Las Vegas Man Sentenced To Over Seven Years In Prison For Telemarketing Scam Targeting Elderly
LAS VEGAS, Nev. – A Las Vegas man was sentenced today to 88 months in prison for targeting the elderly as part of a telemarking scam that resulted in the loss of nearly $1.2 million, announced Acting U.S. Attorney Steven W. Myhre for the District of Nevada.
Willie James Montgomery, 43, pleaded guilty to one count of conspiracy to commit wire or mail fraud before U.S. District Judge James C. Mahan on Oct. 25, 2016.
According to the plea agreement, from Nov. 24, 2008 to Sept. 5, 2013, Montgomery admitted that he conspired with others to obtain “lead sheets.” A lead sheet identifies persons who had previously entered sweepstakes, lotteries, or other prize-drawing contests, and thus were susceptible to misrepresentations regarding potentially winning a prize, sweepstakes, or lottery. Montgomery and others falsely portrayed themselves as being an official of a lottery or sweepstakes committee or an official of the IRS and told the victims that they had won a prize or lottery, and, in order to receive the prize, they must first send payments in the form of checks, money orders, wire transfers, or cash. Montgomery knew that the victims had not won a prize or lottery and instead kept these advance payments for his own purposes. In order to conceal the scheme, Montgomery and others would direct the victims to send the money to individuals referred to as “runners,” i.e., people who would receive the money wires, cash, checks or money orders and then provide the criminal proceeds to Montgomery and his other co-conspirators. Montgomery further admitted that he and his co-conspirators made calls to at least 66 victims in at least 22 states. Through this scheme, he and his co-conspirators were able to obtain at least 56 MoneyGram wire transfers, totaling approximately $96,983, and 181 Western Union money wires, totaling at least $366,238. In total, the scheme caused losses to victims in the amount of approximately $1.2 million.

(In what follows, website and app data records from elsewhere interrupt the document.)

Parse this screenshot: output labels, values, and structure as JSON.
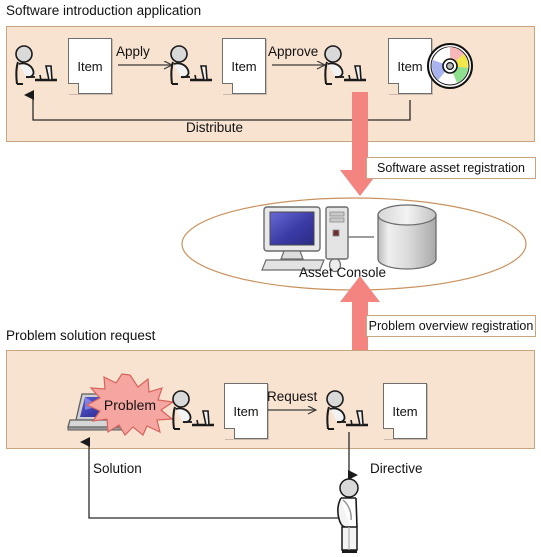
{
  "diagram": {
    "title_top": "Software introduction application",
    "title_bottom": "Problem solution request",
    "colors": {
      "panel_fill": "#f8e3d1",
      "panel_border": "#c9a57e",
      "big_arrow": "#f4847f",
      "ellipse_stroke": "#c9925e",
      "line": "#3a3a3a",
      "doc_fill": "#ffffff",
      "screen_blue": "#3c3ca8",
      "starburst": "#f6a6a0"
    }
  },
  "top_panel": {
    "label": "Software introduction application",
    "nodes": [
      {
        "name": "requester",
        "type": "person-at-desk"
      },
      {
        "name": "item-1",
        "type": "document",
        "label": "Item"
      },
      {
        "name": "apply-arrow",
        "type": "arrow",
        "label": "Apply"
      },
      {
        "name": "approver",
        "type": "person-at-desk"
      },
      {
        "name": "item-2",
        "type": "document",
        "label": "Item"
      },
      {
        "name": "approve-arrow",
        "type": "arrow",
        "label": "Approve"
      },
      {
        "name": "administrator",
        "type": "person-at-desk"
      },
      {
        "name": "item-3",
        "type": "document",
        "label": "Item"
      },
      {
        "name": "cd-media",
        "type": "cd-disc"
      }
    ],
    "item_label": "Item",
    "apply_label": "Apply",
    "approve_label": "Approve",
    "distribute_label": "Distribute"
  },
  "center": {
    "asset_console_label": "Asset Console",
    "nodes": [
      {
        "name": "desktop-computer",
        "type": "computer"
      },
      {
        "name": "database",
        "type": "cylinder"
      }
    ]
  },
  "callouts": {
    "software_asset_registration": "Software asset registration",
    "problem_overview_registration": "Problem overview registration"
  },
  "bottom_panel": {
    "label": "Problem solution request",
    "problem_label": "Problem",
    "item_label": "Item",
    "request_label": "Request",
    "solution_label": "Solution",
    "directive_label": "Directive",
    "nodes": [
      {
        "name": "laptop",
        "type": "laptop"
      },
      {
        "name": "problem-burst",
        "type": "starburst",
        "label": "Problem"
      },
      {
        "name": "end-user",
        "type": "person-at-desk"
      },
      {
        "name": "item-1",
        "type": "document",
        "label": "Item"
      },
      {
        "name": "helpdesk-operator",
        "type": "person-at-desk"
      },
      {
        "name": "item-2",
        "type": "document",
        "label": "Item"
      },
      {
        "name": "support-engineer",
        "type": "person-standing"
      }
    ]
  }
}
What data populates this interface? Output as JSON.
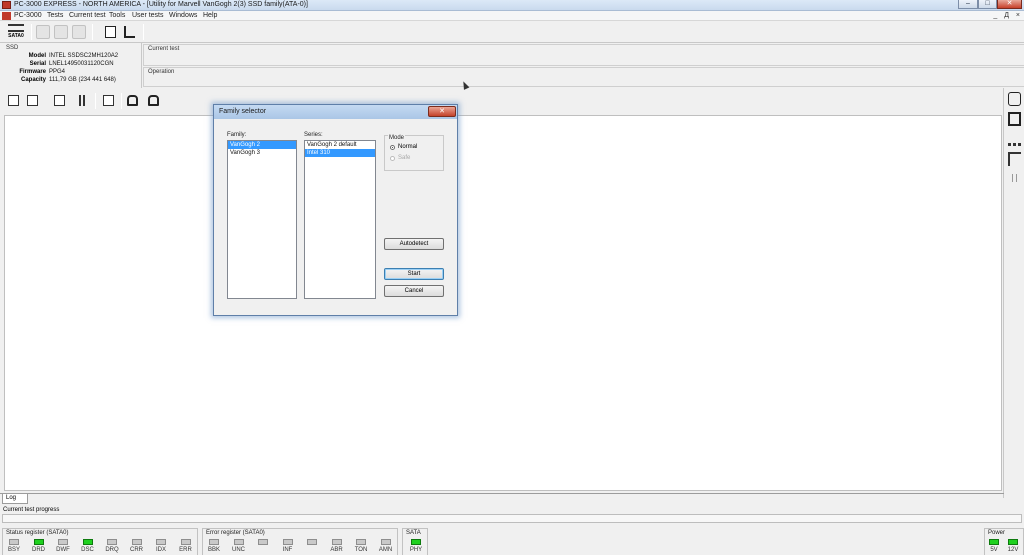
{
  "window": {
    "title": "PC-3000 EXPRESS - NORTH AMERICA - [Utility for Marvell VanGogh 2(3) SSD family(ATA-0)]",
    "min_label": "–",
    "max_label": "□",
    "close_label": "✕"
  },
  "menu": {
    "items": [
      "PC-3000",
      "Tests",
      "Current test",
      "Tools",
      "User tests",
      "Windows",
      "Help"
    ],
    "mdi_controls": [
      "_",
      "Д",
      "×"
    ]
  },
  "toolbar": {
    "sata_label": "SATA0"
  },
  "ssd": {
    "section_title": "SSD",
    "fields": [
      {
        "label": "Model",
        "value": "INTEL SSDSC2MH120A2"
      },
      {
        "label": "Serial",
        "value": "LNEL14950031120CGN"
      },
      {
        "label": "Firmware",
        "value": "PPG4"
      },
      {
        "label": "Capacity",
        "value": "111,79 GB (234 441 648)"
      }
    ]
  },
  "panels": {
    "current_test_title": "Current test",
    "operation_title": "Operation"
  },
  "log": {
    "tab_label": "Log"
  },
  "progress": {
    "label": "Current test progress"
  },
  "status_register": {
    "title": "Status register (SATA0)",
    "leds": [
      {
        "label": "BSY",
        "on": false
      },
      {
        "label": "DRD",
        "on": true
      },
      {
        "label": "DWF",
        "on": false
      },
      {
        "label": "DSC",
        "on": true
      },
      {
        "label": "DRQ",
        "on": false
      },
      {
        "label": "CRR",
        "on": false
      },
      {
        "label": "IDX",
        "on": false
      },
      {
        "label": "ERR",
        "on": false
      }
    ]
  },
  "error_register": {
    "title": "Error register (SATA0)",
    "leds": [
      {
        "label": "BBK",
        "on": false
      },
      {
        "label": "UNC",
        "on": false
      },
      {
        "label": "",
        "on": false
      },
      {
        "label": "INF",
        "on": false
      },
      {
        "label": "",
        "on": false
      },
      {
        "label": "ABR",
        "on": false
      },
      {
        "label": "TON",
        "on": false
      },
      {
        "label": "AMN",
        "on": false
      }
    ]
  },
  "sata": {
    "title": "SATA",
    "leds": [
      {
        "label": "PHY",
        "on": true
      }
    ]
  },
  "power": {
    "title": "Power",
    "leds": [
      {
        "label": "5V",
        "on": true
      },
      {
        "label": "12V",
        "on": true
      }
    ]
  },
  "dialog": {
    "title": "Family selector",
    "close_label": "✕",
    "family_label": "Family:",
    "families": [
      {
        "name": "VanGogh 2",
        "selected": true
      },
      {
        "name": "VanGogh 3",
        "selected": false
      }
    ],
    "series_label": "Series:",
    "series": [
      {
        "name": "VanGogh 2 default",
        "selected": false
      },
      {
        "name": "Intel 310",
        "selected": true
      }
    ],
    "mode_label": "Mode",
    "mode_options": [
      {
        "name": "Normal",
        "checked": true,
        "enabled": true
      },
      {
        "name": "Safe",
        "checked": false,
        "enabled": false
      }
    ],
    "autodetect_label": "Autodetect",
    "start_label": "Start",
    "cancel_label": "Cancel"
  },
  "colors": {
    "led_on": "#1fd11f",
    "led_off": "#c9c9c9",
    "selection": "#3399ff",
    "close_button": "#c7412a"
  }
}
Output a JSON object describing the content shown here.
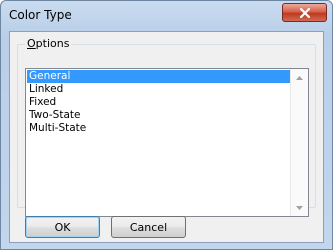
{
  "window": {
    "title": "Color Type",
    "close_icon": "close-icon"
  },
  "options": {
    "legend_accel": "O",
    "legend_rest": "ptions",
    "items": [
      {
        "label": "General",
        "selected": true
      },
      {
        "label": "Linked",
        "selected": false
      },
      {
        "label": "Fixed",
        "selected": false
      },
      {
        "label": "Two-State",
        "selected": false
      },
      {
        "label": "Multi-State",
        "selected": false
      }
    ]
  },
  "buttons": {
    "ok_label": "OK",
    "cancel_label": "Cancel"
  },
  "colors": {
    "selection": "#3399ff",
    "close_button": "#c0391f"
  }
}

The case was investigated by the U.S. Treasury Inspector General for Tax Administration and the United States Postal Inspection Service. The case was prosecuted by Assistant U.S. Attorney Patrick Burns.